DATA FOR THIS TASK START

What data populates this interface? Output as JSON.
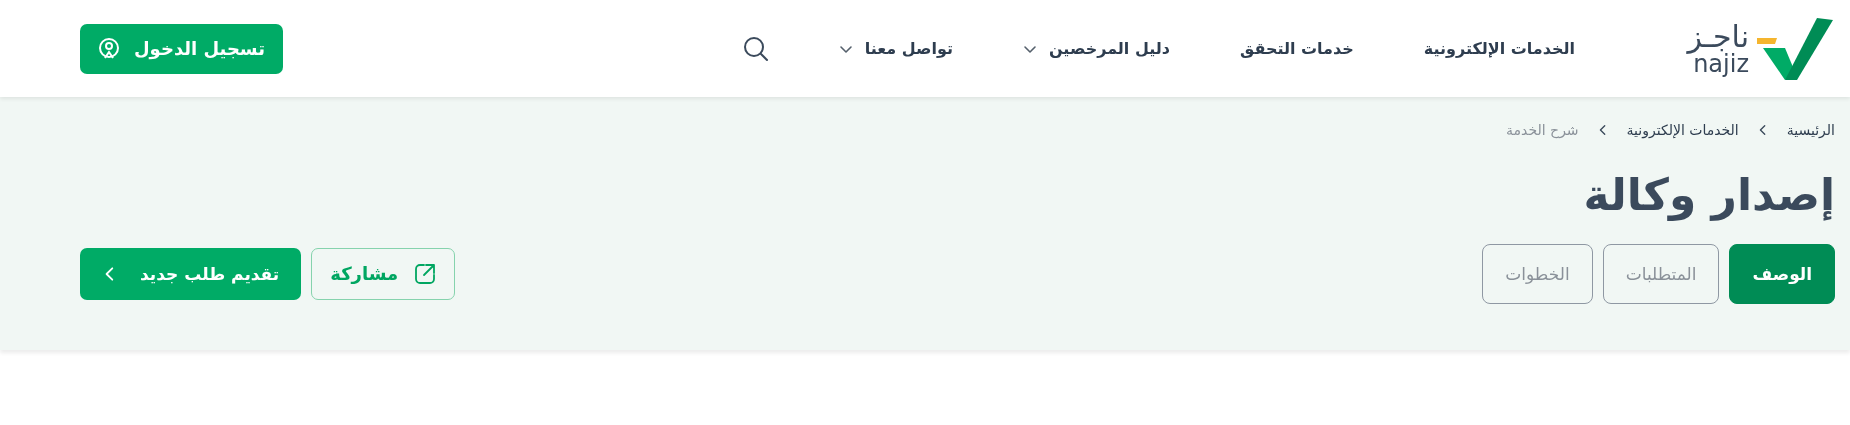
{
  "logo": {
    "arabic": "ناجـز",
    "latin": "najiz"
  },
  "nav": [
    {
      "label": "الخدمات الإلكترونية",
      "dropdown": false
    },
    {
      "label": "خدمات التحقق",
      "dropdown": false
    },
    {
      "label": "دليل المرخصين",
      "dropdown": true
    },
    {
      "label": "تواصل معنا",
      "dropdown": true
    }
  ],
  "login_button": "تسجيل الدخول",
  "breadcrumb": [
    {
      "label": "الرئيسية",
      "current": false
    },
    {
      "label": "الخدمات الإلكترونية",
      "current": false
    },
    {
      "label": "شرح الخدمة",
      "current": true
    }
  ],
  "title": "إصدار وكالة",
  "tabs": [
    {
      "label": "الوصف",
      "selected": true
    },
    {
      "label": "المتطلبات",
      "selected": false
    },
    {
      "label": "الخطوات",
      "selected": false
    }
  ],
  "share_button": "مشاركة",
  "new_request_button": "تقديم طلب جديد"
}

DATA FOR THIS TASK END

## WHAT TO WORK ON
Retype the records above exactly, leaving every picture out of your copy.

## ANSWER BOX
What data populates this interface? Output as JSON.
{
  "logo": {
    "arabic": "ناجـز",
    "latin": "najiz"
  },
  "nav": [
    {
      "label": "الخدمات الإلكترونية",
      "dropdown": false
    },
    {
      "label": "خدمات التحقق",
      "dropdown": false
    },
    {
      "label": "دليل المرخصين",
      "dropdown": true
    },
    {
      "label": "تواصل معنا",
      "dropdown": true
    }
  ],
  "login_button": "تسجيل الدخول",
  "breadcrumb": [
    {
      "label": "الرئيسية",
      "current": false
    },
    {
      "label": "الخدمات الإلكترونية",
      "current": false
    },
    {
      "label": "شرح الخدمة",
      "current": true
    }
  ],
  "title": "إصدار وكالة",
  "tabs": [
    {
      "label": "الوصف",
      "selected": true
    },
    {
      "label": "المتطلبات",
      "selected": false
    },
    {
      "label": "الخطوات",
      "selected": false
    }
  ],
  "share_button": "مشاركة",
  "new_request_button": "تقديم طلب جديد"
}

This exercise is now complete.